*Lars Garding.*With Garding, he studied the representations of the canonical commutation and anti-commutation relations in quantum field theory. This became a point of contact with that other great mathematical physicist

*Rudolf Haag*and the subject matter of two famous PhD theses, by

*Huzihiro Araki*and

*Robert Powers*, both of whom later made major contributions to the theory of operator algebras, including the representation theory of the canonical commutation and anti-commutation relations.

*“(Garding-) Wightman axioms”*, which are at the basis of

**axiomatic quantum field theory**. Arthur proved the famous result that a quantum field theory can be reconstructed from the vacuum expectation values of arbitrary products of its field operators. Equally or more important is the so-called

*“Bargmann-Hall-Wightman Theorem”*that describes a very large domain of analyticity [the extended forward tube] of the so-called Wightman functions whose boundary values are those vacuum expectation values of products of field operators. This theorem played an important role in Jost’s proof of the general PCT Theorem (which, in turn, played a crucial role in the work of

*Bisognano*and

*Wichman*that connects Jost’s result to

*Tomita-Takesaki theory*, ...)

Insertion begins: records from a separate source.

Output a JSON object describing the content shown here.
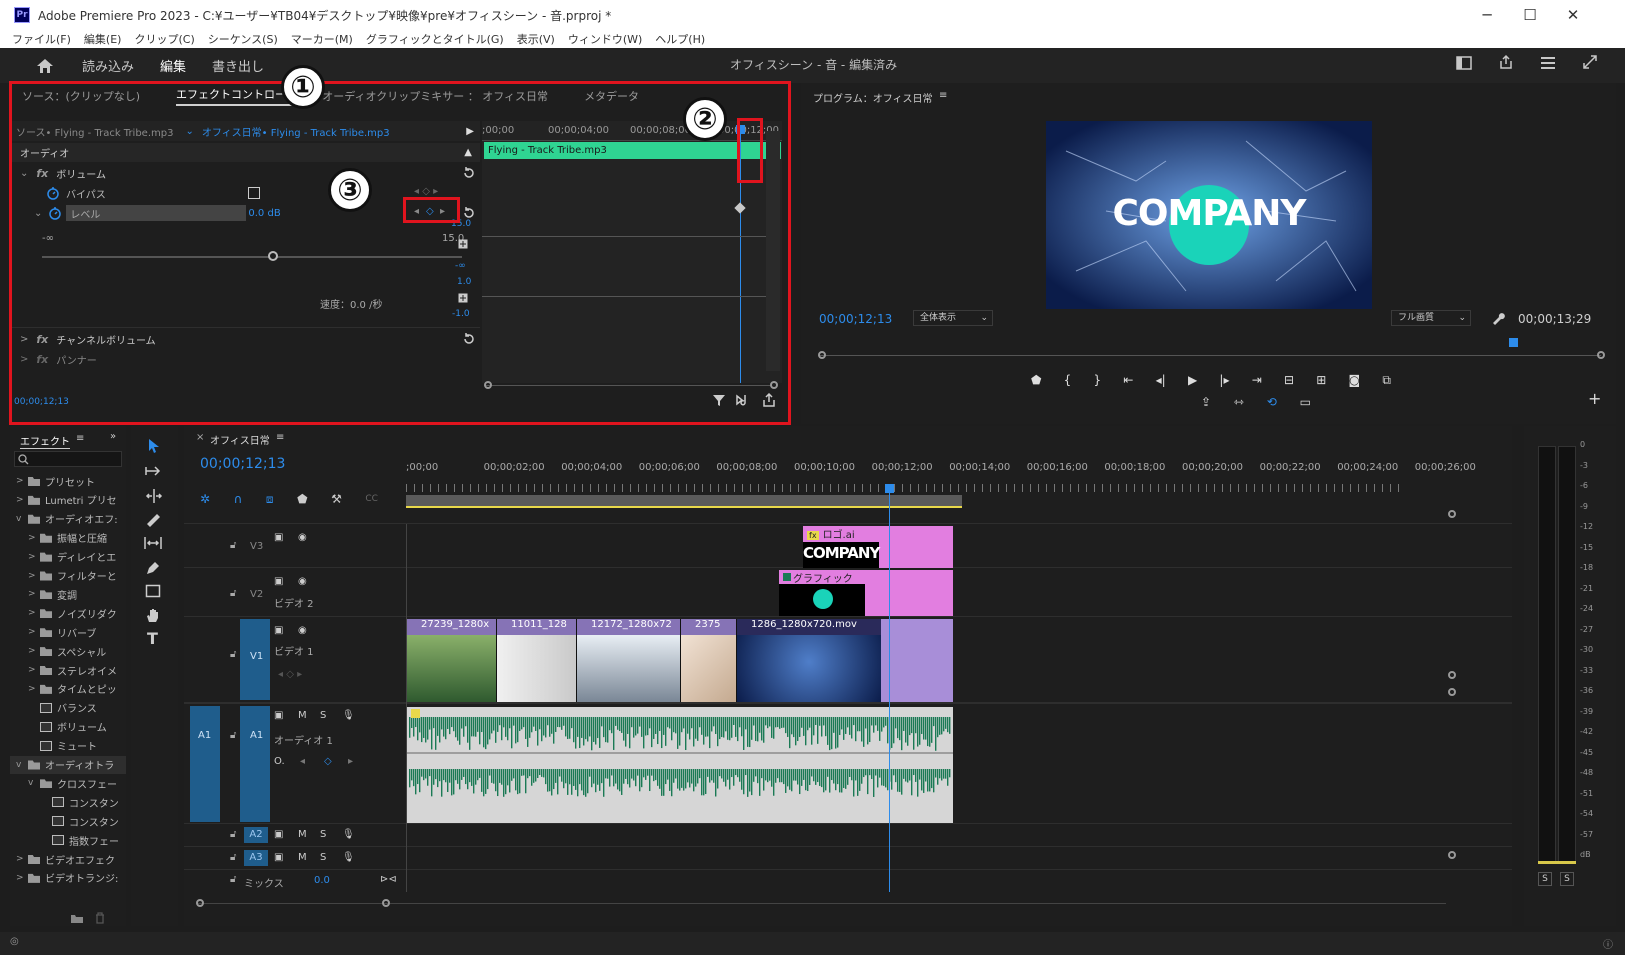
{
  "window": {
    "title": "Adobe Premiere Pro 2023 - C:¥ユーザー¥TB04¥デスクトップ¥映像¥pre¥オフィスシーン - 音.prproj *",
    "logo": "Pr",
    "minimize": "─",
    "maximize": "☐",
    "close": "✕"
  },
  "menu": [
    "ファイル(F)",
    "編集(E)",
    "クリップ(C)",
    "シーケンス(S)",
    "マーカー(M)",
    "グラフィックとタイトル(G)",
    "表示(V)",
    "ウィンドウ(W)",
    "ヘルプ(H)"
  ],
  "workspace": {
    "tabs": [
      "読み込み",
      "編集",
      "書き出し"
    ],
    "active": "編集",
    "center_title": "オフィスシーン - 音 - 編集済み"
  },
  "source_panel": {
    "tabs": [
      "ソース：(クリップなし)",
      "エフェクトコントロール",
      "オーディオクリップミキサー ： オフィス日常",
      "メタデータ"
    ],
    "menu_icon": "≡",
    "source_label": "ソース• Flying - Track Tribe.mp3",
    "sequence_label": "オフィス日常• Flying - Track Tribe.mp3",
    "ruler_labels": [
      ";00;00",
      "00;00;04;00",
      "00;00;08;00",
      "00;00;12;00"
    ],
    "clip_name": "Flying - Track Tribe.mp3",
    "section_audio": "オーディオ",
    "effect_volume": "ボリューム",
    "bypass": "バイパス",
    "level_label": "レベル",
    "level_value": "0.0 dB",
    "slider_min": "-∞",
    "slider_max": "15.0",
    "value_graph_top": "15.0",
    "value_graph_bottom": "-∞",
    "velocity_top": "1.0",
    "velocity_bottom": "-1.0",
    "velocity_label": "速度：0.0 /秒",
    "channel_volume": "チャンネルボリューム",
    "panner": "パンナー",
    "timecode": "00;00;12;13",
    "fx_symbol": "fx"
  },
  "annotations": {
    "one": "①",
    "two": "②",
    "three": "③"
  },
  "program_monitor": {
    "title": "プログラム：オフィス日常",
    "menu_icon": "≡",
    "timecode": "00;00;12;13",
    "fit": "全体表示",
    "quality": "フル画質",
    "duration": "00;00;13;29",
    "company_text": "COMPANY",
    "plus": "+"
  },
  "effects_panel": {
    "title": "エフェクト",
    "menu_icon": "≡",
    "expand_icon": "»",
    "items": [
      {
        "label": "プリセット",
        "indent": 0,
        "type": "folder",
        "arrow": ">"
      },
      {
        "label": "Lumetri プリセ",
        "indent": 0,
        "type": "folder",
        "arrow": ">"
      },
      {
        "label": "オーディオエフ:",
        "indent": 0,
        "type": "folder",
        "arrow": "v"
      },
      {
        "label": "振幅と圧縮",
        "indent": 1,
        "type": "folder",
        "arrow": ">"
      },
      {
        "label": "ディレイとエ",
        "indent": 1,
        "type": "folder",
        "arrow": ">"
      },
      {
        "label": "フィルターと",
        "indent": 1,
        "type": "folder",
        "arrow": ">"
      },
      {
        "label": "変調",
        "indent": 1,
        "type": "folder",
        "arrow": ">"
      },
      {
        "label": "ノイズリダク",
        "indent": 1,
        "type": "folder",
        "arrow": ">"
      },
      {
        "label": "リバーブ",
        "indent": 1,
        "type": "folder",
        "arrow": ">"
      },
      {
        "label": "スペシャル",
        "indent": 1,
        "type": "folder",
        "arrow": ">"
      },
      {
        "label": "ステレオイメ",
        "indent": 1,
        "type": "folder",
        "arrow": ">"
      },
      {
        "label": "タイムとピッ",
        "indent": 1,
        "type": "folder",
        "arrow": ">"
      },
      {
        "label": "バランス",
        "indent": 1,
        "type": "fx",
        "arrow": ""
      },
      {
        "label": "ボリューム",
        "indent": 1,
        "type": "fx",
        "arrow": ""
      },
      {
        "label": "ミュート",
        "indent": 1,
        "type": "fx",
        "arrow": ""
      },
      {
        "label": "オーディオトラ",
        "indent": 0,
        "type": "folder",
        "arrow": "v"
      },
      {
        "label": "クロスフェー",
        "indent": 1,
        "type": "folder",
        "arrow": "v"
      },
      {
        "label": "コンスタン",
        "indent": 2,
        "type": "fx",
        "arrow": ""
      },
      {
        "label": "コンスタン",
        "indent": 2,
        "type": "fx",
        "arrow": ""
      },
      {
        "label": "指数フェー",
        "indent": 2,
        "type": "fx",
        "arrow": ""
      },
      {
        "label": "ビデオエフェク",
        "indent": 0,
        "type": "folder",
        "arrow": ">"
      },
      {
        "label": "ビデオトランジ:",
        "indent": 0,
        "type": "folder",
        "arrow": ">"
      }
    ]
  },
  "timeline": {
    "close": "×",
    "sequence": "オフィス日常",
    "menu_icon": "≡",
    "timecode": "00;00;12;13",
    "ruler": [
      ";00;00",
      "00;00;02;00",
      "00;00;04;00",
      "00;00;06;00",
      "00;00;08;00",
      "00;00;10;00",
      "00;00;12;00",
      "00;00;14;00",
      "00;00;16;00",
      "00;00;18;00",
      "00;00;20;00",
      "00;00;22;00",
      "00;00;24;00",
      "00;00;26;00"
    ],
    "tracks": {
      "v3": "V3",
      "v2": "V2",
      "v2_name": "ビデオ 2",
      "v1": "V1",
      "v1_name": "ビデオ 1",
      "a1": "A1",
      "a1_name": "オーディオ 1",
      "a2": "A2",
      "a3": "A3",
      "mix": "ミックス",
      "mix_value": "0.0",
      "m": "M",
      "s": "S"
    },
    "clips": {
      "logo": "ロゴ.ai",
      "graphic": "グラフィック",
      "v1": [
        "27239_1280x",
        "11011_128",
        "12172_1280x72",
        "2375",
        "1286_1280x720.mov"
      ],
      "logo_fx": "fx",
      "logo_text": "COMPANY"
    }
  },
  "meter": {
    "labels": [
      "0",
      "-3",
      "-6",
      "-9",
      "-12",
      "-15",
      "-18",
      "-21",
      "-24",
      "-27",
      "-30",
      "-33",
      "-36",
      "-39",
      "-42",
      "-45",
      "-48",
      "-51",
      "-54",
      "-57",
      "dB"
    ],
    "solo": [
      "S",
      "S"
    ]
  },
  "colors": {
    "accent": "#2d8ceb",
    "red_annotation": "#e0141e",
    "audio_clip_green": "#2fd492",
    "graphic_pink": "#e27ee0",
    "video_purple": "#a88ed8",
    "waveform": "#1b7a55"
  }
}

*“Constructive Quantum Field Theory”*, a field to which other famous Princetonians were to make seminal contributions:

*Ed Nelson, Francesco Guerra, Lon Rosen*and Barry Simon, all of whom would be happy to acknowledge the importance of Arthur’s guidance. Arthur Jaffe remained one of the leading contributors to CQFT, while Oscar became an expert in statistical mechanics and the theory of dynamical systems. The latter, too, belonged to Arthur’s many areas of interest.

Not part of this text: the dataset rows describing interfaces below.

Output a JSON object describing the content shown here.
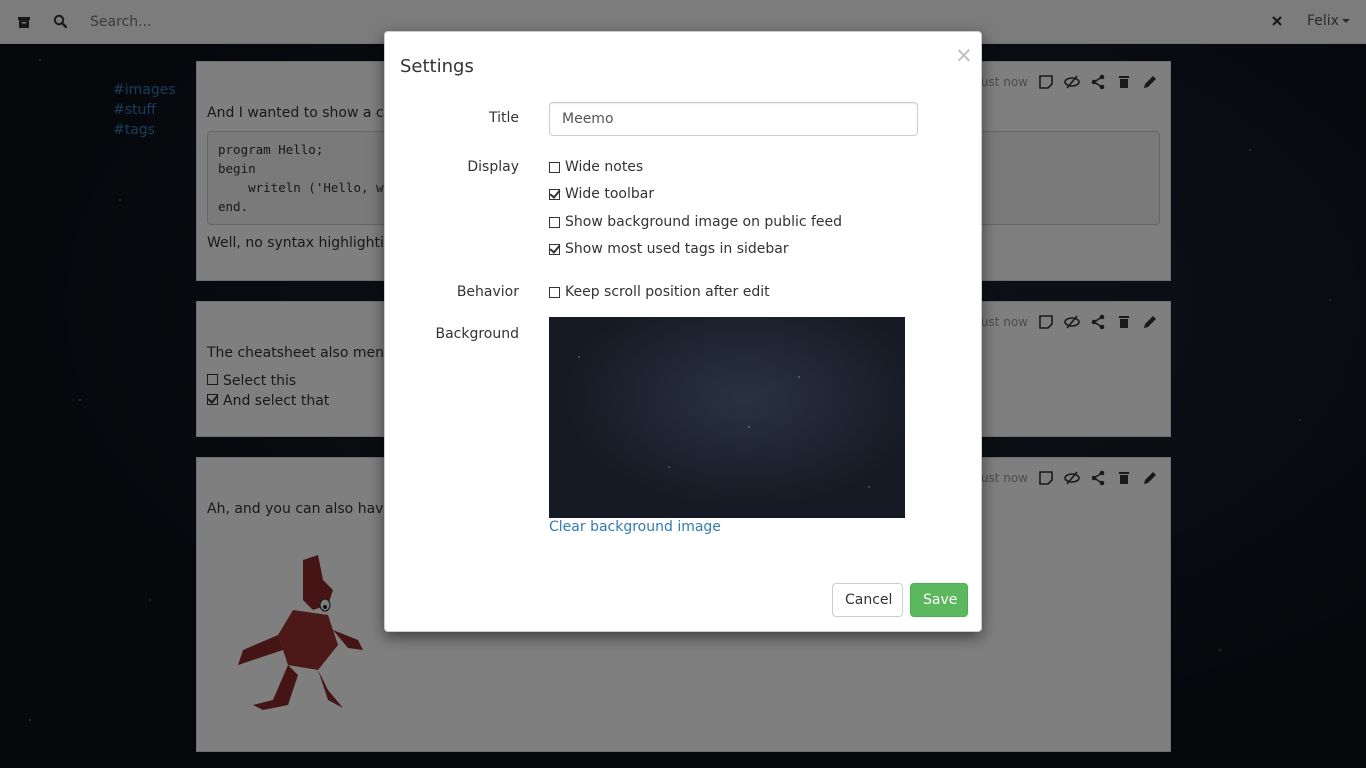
{
  "navbar": {
    "search_placeholder": "Search...",
    "user_name": "Felix"
  },
  "sidebar": {
    "tags": [
      "#images",
      "#stuff",
      "#tags"
    ]
  },
  "notes": [
    {
      "timestamp": "just now",
      "text_intro": "And I wanted to show a co",
      "code": "program Hello;\nbegin\n    writeln ('Hello, w\nend.",
      "text_outro": "Well, no syntax highlighting"
    },
    {
      "timestamp": "just now",
      "text_intro": "The cheatsheet also mentio",
      "checklist": [
        {
          "label": "Select this",
          "checked": false
        },
        {
          "label": "And select that",
          "checked": true
        }
      ]
    },
    {
      "timestamp": "just now",
      "text_intro": "Ah, and you can also have",
      "image_alt": "coyote"
    }
  ],
  "modal": {
    "title": "Settings",
    "close_glyph": "×",
    "title_label": "Title",
    "title_value": "Meemo",
    "display_label": "Display",
    "display_options": [
      {
        "label": "Wide notes",
        "checked": false
      },
      {
        "label": "Wide toolbar",
        "checked": true
      },
      {
        "label": "Show background image on public feed",
        "checked": false
      },
      {
        "label": "Show most used tags in sidebar",
        "checked": true
      }
    ],
    "behavior_label": "Behavior",
    "behavior_options": [
      {
        "label": "Keep scroll position after edit",
        "checked": false
      }
    ],
    "background_label": "Background",
    "clear_background_label": "Clear background image",
    "cancel_label": "Cancel",
    "save_label": "Save"
  },
  "colors": {
    "link": "#337ab7",
    "save_button": "#5cb85c"
  }
}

**Dyson’s program**of renormalization theory to arbitrary order in the physical coupling constant ought to be taken up again. At this point the bridge to Zurich comes back into the picture: In 1962,

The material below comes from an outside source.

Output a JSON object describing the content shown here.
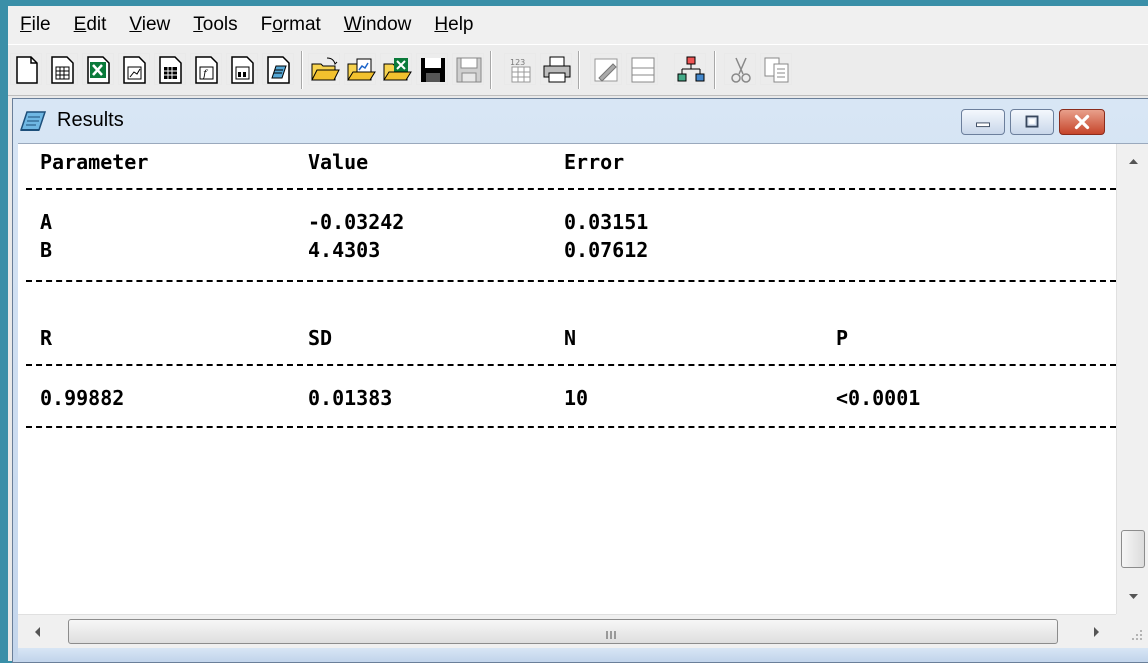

*Klaus Hepp*had earned his PhD degree under Res Jost with important work on Wightman’s axiomatic field theory, and in 1964 he arrived at the Institute for Advanced Study. He was a very brilliant young man willing to face a real challenge. The challenge turned out to be Arthur Wightman’s program of a mathematical proof that so-called renormalizable quantum field theories in four dimensions, such as QED, could be defined to all orders in a power series expansion in the physical charge if all masses, field strengths and coupling constants are properly renormalized. This led to the

**BPHZ**version of perturbative renormalization theory. Two years later, Arthur had

*Eugene Speer*as his PhD student and guided him to the elegant development of analytic renormalization.

*Christian Gruber*from Lausanne directed by Arthur, in Barry Simon’s landmark PhD thesis, and in the work of

*Elliott Lieb*and Barry Simon on Thomas-Fermi theory.

*“Challifour paper”*. (I fear that this paper was never completed.)

*Robin*, whom Arthur was immensely proud of – he visibly admired and loved her – and his own degenerative disease. For all I know, he shouldered these tragedies boldly and courageously.

*attitude*and

*style*among scientists that I associate directly with people like Arthur Wightman and Res Jost: Focus on the central problems of your field – even if they may not be doable immediately – generously share your time, insights and ideas with others, especially with young colleagues, generously support the careers of young scientists, maintain

*unerring intellectual honesty*and

*integrity*– in short, try to be a gentleman scientist! More than his scientific oeuvre, I view the latter qualities as Arthur Wightman’s central legacy for which he will be remembered, and which, in a time when they are endangered, we should cherish!

*P.S. I would like to add with emphasis that I owe my more recent ties to Princeton and the Institute for Advanced Study mainly to my friend and former mentor and collaborator Thomas C. Spencer to whom I am indebted in many ways. He is truly a gentleman scientist, thus continuing the tradition of Jost and Wightman.*

*Juerg Froehlich, ETH Zürich*

Please click here for remembrances by Michael Aizenman, Professor Princeton University